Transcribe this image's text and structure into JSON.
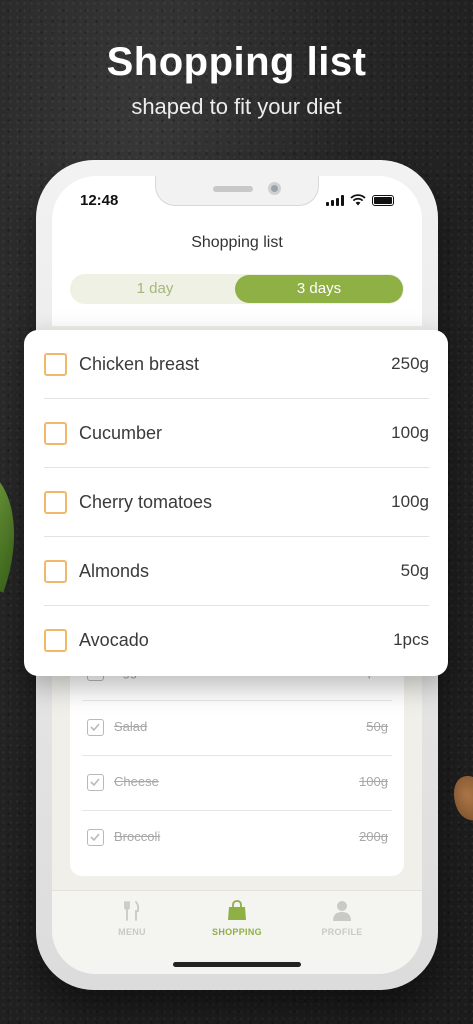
{
  "promo": {
    "headline": "Shopping list",
    "subline": "shaped to fit your diet"
  },
  "status": {
    "time": "12:48"
  },
  "screen": {
    "title": "Shopping list",
    "segments": [
      {
        "label": "1 day",
        "selected": false
      },
      {
        "label": "3 days",
        "selected": true
      }
    ]
  },
  "shopping_items": [
    {
      "name": "Chicken breast",
      "qty": "250g",
      "checked": false
    },
    {
      "name": "Cucumber",
      "qty": "100g",
      "checked": false
    },
    {
      "name": "Cherry tomatoes",
      "qty": "100g",
      "checked": false
    },
    {
      "name": "Almonds",
      "qty": "50g",
      "checked": false
    },
    {
      "name": "Avocado",
      "qty": "1pcs",
      "checked": false
    }
  ],
  "checked_items": [
    {
      "name": "Eggs",
      "qty": "10pcs",
      "checked": true
    },
    {
      "name": "Salad",
      "qty": "50g",
      "checked": true
    },
    {
      "name": "Cheese",
      "qty": "100g",
      "checked": true
    },
    {
      "name": "Broccoli",
      "qty": "200g",
      "checked": true
    }
  ],
  "tabs": [
    {
      "label": "MENU",
      "icon": "fork-knife-icon",
      "active": false
    },
    {
      "label": "SHOPPING",
      "icon": "shopping-bag-icon",
      "active": true
    },
    {
      "label": "PROFILE",
      "icon": "person-icon",
      "active": false
    }
  ],
  "colors": {
    "accent_green": "#8fb044",
    "checkbox_orange": "#f2b86a",
    "inactive_tab": "#c9c9c5"
  }
}
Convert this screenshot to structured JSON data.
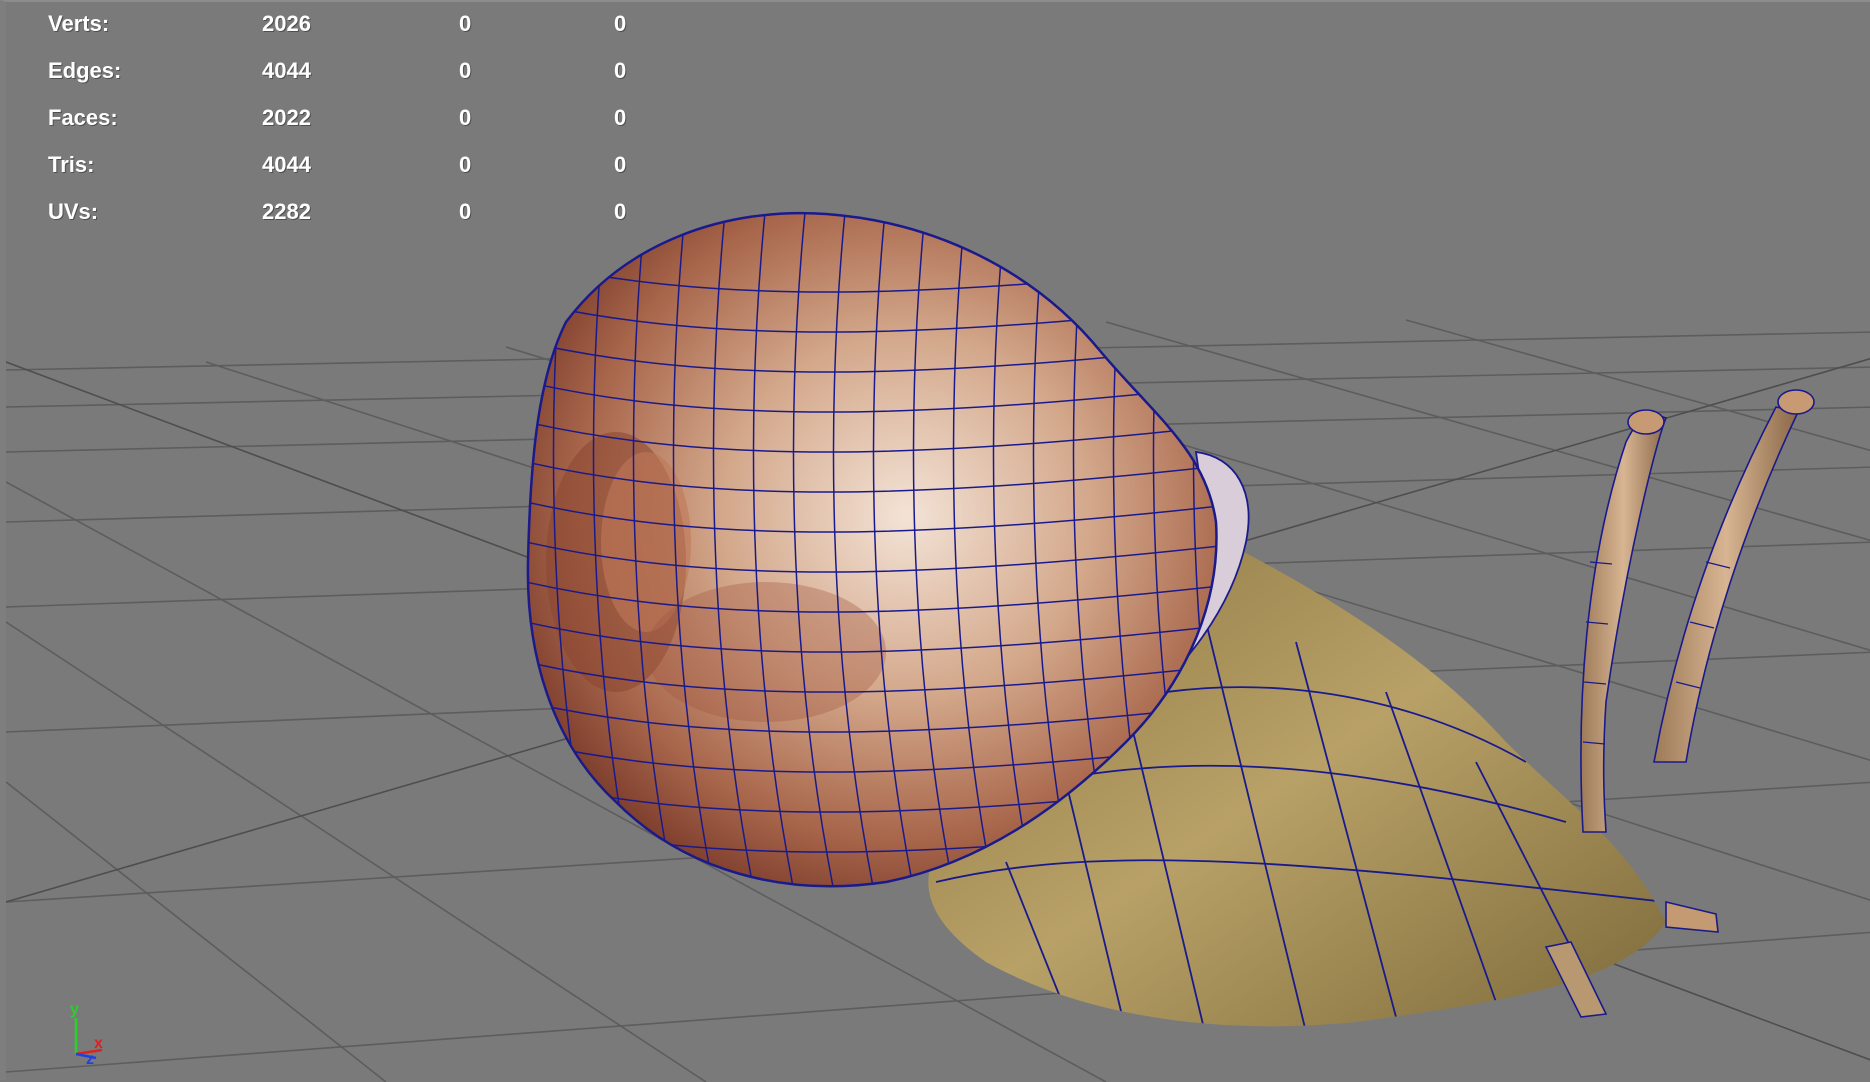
{
  "hud": {
    "rows": [
      {
        "label": "Verts:",
        "count": "2026",
        "selected": "0",
        "uv_selected": "0"
      },
      {
        "label": "Edges:",
        "count": "4044",
        "selected": "0",
        "uv_selected": "0"
      },
      {
        "label": "Faces:",
        "count": "2022",
        "selected": "0",
        "uv_selected": "0"
      },
      {
        "label": "Tris:",
        "count": "4044",
        "selected": "0",
        "uv_selected": "0"
      },
      {
        "label": "UVs:",
        "count": "2282",
        "selected": "0",
        "uv_selected": "0"
      }
    ]
  },
  "axis": {
    "y": "y",
    "x": "x",
    "z": "z"
  },
  "colors": {
    "viewport_bg": "#7a7a7a",
    "grid": "#5f5f5f",
    "wireframe": "#1a1a8c",
    "shell": "#c08a6a",
    "body": "#a08a50",
    "hud_text": "#ffffff",
    "axis_y": "#2ad02a",
    "axis_x": "#e02020",
    "axis_z": "#2040e0"
  }
}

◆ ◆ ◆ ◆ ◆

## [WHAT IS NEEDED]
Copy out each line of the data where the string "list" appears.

## [SOLUTION TO THIS EXERCISE]
    "headline": "Shopping list",
    "title": "Shopping list",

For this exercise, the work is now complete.